Your goal — Filter the lines below, copying only those with the string "permissions".

Collection entries —
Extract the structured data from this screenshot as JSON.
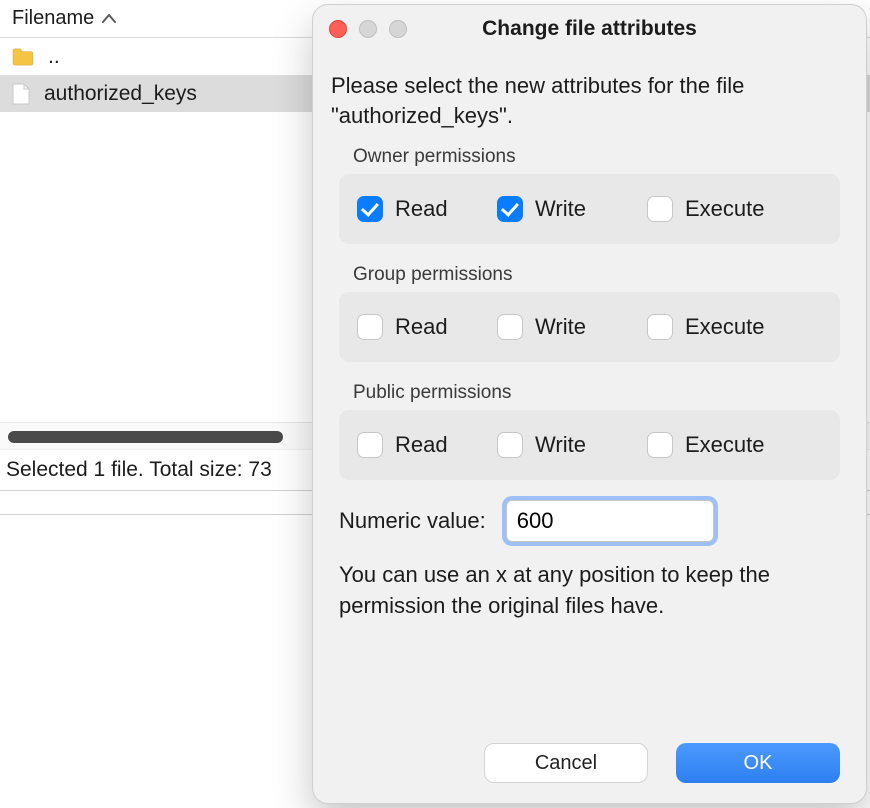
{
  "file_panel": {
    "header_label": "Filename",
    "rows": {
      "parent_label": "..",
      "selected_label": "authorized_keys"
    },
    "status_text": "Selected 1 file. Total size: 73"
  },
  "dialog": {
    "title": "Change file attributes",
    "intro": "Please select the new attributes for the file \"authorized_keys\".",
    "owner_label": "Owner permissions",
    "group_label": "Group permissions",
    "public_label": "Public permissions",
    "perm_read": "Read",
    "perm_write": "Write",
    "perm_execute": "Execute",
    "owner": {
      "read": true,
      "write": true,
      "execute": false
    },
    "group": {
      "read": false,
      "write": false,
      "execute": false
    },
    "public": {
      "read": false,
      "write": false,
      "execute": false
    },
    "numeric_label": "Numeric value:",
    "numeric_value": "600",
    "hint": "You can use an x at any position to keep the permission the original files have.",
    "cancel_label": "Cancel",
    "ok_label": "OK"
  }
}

Written reply —
    "owner_label": "Owner permissions",
    "group_label": "Group permissions",
    "public_label": "Public permissions",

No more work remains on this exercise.